Abstract  (click here for an online version of the study, including video clips of the performance and study results, published by the American Institute of Physics Press Room online)

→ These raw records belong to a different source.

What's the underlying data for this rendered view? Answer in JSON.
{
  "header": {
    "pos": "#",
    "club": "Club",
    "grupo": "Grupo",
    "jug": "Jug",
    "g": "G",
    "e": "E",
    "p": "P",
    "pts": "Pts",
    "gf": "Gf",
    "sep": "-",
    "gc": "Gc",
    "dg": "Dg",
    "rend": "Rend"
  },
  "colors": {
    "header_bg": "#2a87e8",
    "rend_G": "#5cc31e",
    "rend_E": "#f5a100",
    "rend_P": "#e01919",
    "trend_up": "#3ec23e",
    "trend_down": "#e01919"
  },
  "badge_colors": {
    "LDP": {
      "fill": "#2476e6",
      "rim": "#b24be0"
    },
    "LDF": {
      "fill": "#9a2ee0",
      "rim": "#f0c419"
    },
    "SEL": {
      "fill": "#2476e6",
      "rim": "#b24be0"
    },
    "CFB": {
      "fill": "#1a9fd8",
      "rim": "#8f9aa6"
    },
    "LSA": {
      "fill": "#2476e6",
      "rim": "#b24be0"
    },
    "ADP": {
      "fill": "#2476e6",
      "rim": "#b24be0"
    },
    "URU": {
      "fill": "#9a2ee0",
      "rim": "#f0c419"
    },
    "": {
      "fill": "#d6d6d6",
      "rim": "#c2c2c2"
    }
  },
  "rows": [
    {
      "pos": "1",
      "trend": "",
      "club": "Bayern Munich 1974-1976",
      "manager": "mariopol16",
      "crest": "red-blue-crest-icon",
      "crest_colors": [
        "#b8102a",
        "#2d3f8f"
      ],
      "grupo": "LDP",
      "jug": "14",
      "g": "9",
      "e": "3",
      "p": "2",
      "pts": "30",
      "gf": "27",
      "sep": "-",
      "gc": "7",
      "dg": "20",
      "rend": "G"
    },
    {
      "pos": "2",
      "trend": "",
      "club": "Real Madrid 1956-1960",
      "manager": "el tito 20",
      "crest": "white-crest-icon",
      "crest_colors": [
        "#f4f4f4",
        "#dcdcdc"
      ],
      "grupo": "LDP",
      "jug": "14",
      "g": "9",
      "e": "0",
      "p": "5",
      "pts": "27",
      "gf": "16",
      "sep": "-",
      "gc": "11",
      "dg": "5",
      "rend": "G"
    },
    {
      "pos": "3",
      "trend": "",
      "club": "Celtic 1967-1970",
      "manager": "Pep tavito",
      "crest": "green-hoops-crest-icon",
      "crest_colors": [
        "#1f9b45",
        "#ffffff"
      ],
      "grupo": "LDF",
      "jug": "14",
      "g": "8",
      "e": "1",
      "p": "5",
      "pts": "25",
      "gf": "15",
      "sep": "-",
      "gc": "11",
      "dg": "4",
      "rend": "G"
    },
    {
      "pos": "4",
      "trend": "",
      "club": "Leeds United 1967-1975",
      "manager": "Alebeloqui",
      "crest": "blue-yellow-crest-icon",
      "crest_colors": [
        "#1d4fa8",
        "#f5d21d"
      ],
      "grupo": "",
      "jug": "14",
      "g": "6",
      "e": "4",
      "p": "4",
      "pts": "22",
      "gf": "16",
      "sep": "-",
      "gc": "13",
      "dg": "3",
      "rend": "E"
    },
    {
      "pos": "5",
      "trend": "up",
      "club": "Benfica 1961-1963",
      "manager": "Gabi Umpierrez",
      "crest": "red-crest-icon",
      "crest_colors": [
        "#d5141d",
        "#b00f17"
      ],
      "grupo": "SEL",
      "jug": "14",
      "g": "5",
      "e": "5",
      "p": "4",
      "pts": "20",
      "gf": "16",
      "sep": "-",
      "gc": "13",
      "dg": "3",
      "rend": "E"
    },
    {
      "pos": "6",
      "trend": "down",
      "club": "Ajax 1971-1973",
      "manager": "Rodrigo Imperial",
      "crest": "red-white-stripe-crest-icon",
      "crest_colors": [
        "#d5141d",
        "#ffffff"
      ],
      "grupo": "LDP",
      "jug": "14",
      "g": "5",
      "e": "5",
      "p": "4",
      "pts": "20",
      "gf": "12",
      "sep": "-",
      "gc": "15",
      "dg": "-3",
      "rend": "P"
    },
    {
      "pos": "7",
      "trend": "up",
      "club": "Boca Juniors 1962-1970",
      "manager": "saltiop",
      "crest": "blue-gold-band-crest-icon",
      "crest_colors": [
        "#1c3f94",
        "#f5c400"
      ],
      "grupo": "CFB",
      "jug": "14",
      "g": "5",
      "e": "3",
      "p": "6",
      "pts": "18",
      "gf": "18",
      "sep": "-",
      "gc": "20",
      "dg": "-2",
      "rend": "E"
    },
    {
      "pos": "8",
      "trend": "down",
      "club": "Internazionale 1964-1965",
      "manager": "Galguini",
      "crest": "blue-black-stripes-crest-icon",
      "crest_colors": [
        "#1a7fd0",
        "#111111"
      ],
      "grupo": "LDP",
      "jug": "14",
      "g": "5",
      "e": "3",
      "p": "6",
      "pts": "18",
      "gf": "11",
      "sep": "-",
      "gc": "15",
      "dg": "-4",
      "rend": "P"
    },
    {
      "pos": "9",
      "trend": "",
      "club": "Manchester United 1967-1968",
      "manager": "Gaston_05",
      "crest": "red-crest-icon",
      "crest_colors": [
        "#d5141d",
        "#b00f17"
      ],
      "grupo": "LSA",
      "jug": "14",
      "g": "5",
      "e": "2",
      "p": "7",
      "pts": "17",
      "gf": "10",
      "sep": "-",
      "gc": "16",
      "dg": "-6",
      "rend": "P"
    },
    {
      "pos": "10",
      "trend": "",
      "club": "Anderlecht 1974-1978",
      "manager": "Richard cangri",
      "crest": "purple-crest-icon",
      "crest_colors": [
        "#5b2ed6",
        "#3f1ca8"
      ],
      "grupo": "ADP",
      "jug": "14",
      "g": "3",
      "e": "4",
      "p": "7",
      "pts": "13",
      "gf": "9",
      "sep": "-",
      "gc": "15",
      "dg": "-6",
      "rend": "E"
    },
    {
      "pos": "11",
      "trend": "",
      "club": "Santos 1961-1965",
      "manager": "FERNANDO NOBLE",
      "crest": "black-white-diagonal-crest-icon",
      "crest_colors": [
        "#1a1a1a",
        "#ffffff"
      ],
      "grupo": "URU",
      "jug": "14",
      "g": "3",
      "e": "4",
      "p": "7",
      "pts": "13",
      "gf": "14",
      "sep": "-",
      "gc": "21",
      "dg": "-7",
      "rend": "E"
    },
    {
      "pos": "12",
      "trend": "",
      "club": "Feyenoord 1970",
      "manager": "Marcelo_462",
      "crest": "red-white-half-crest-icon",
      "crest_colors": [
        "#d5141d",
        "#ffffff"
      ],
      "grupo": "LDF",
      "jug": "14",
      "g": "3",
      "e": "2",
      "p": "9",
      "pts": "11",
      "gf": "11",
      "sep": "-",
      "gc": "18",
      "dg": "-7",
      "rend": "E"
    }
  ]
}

Within western musical tradition, auditory roughness constitutes one of the principle perceptual correlates of dissonance. A previous study [P. N. Vassilakis, Selected Reports in Ethnomusicology, Vol. 12 (in press)] addressed the musical significance of auditory roughness within western as well as three non-western musical traditions. It introduced a new roughness estimation model that predicts successfully roughness ratings of synthesized complex diatonic dyads. For the present study, an application was created that uses the aforementioned model to estimate the roughness of natural signals with arbitrary spectra, as well as roughness profiles of short musical pieces. The application was used to examine if and how the pattern of tension and release within a stylized improvisation on the Middle Eastern mijwiz (double clarinet) relates to roughness changes. Tension/release patterns were indicated by the Lebanese improviser and expert mijwiz player (Dr. A. J. Racy) and were also obtained by both musicians and non-musicians (American-raised) in a perceptual experiment. The results suggest that auditory roughness is a good predictor of the tension/release pattern indicated by the improviser. The patterns obtained by the subjects, although not very consistent, appear to be different overall, suggesting that musical tension and release may be culture-specific concepts.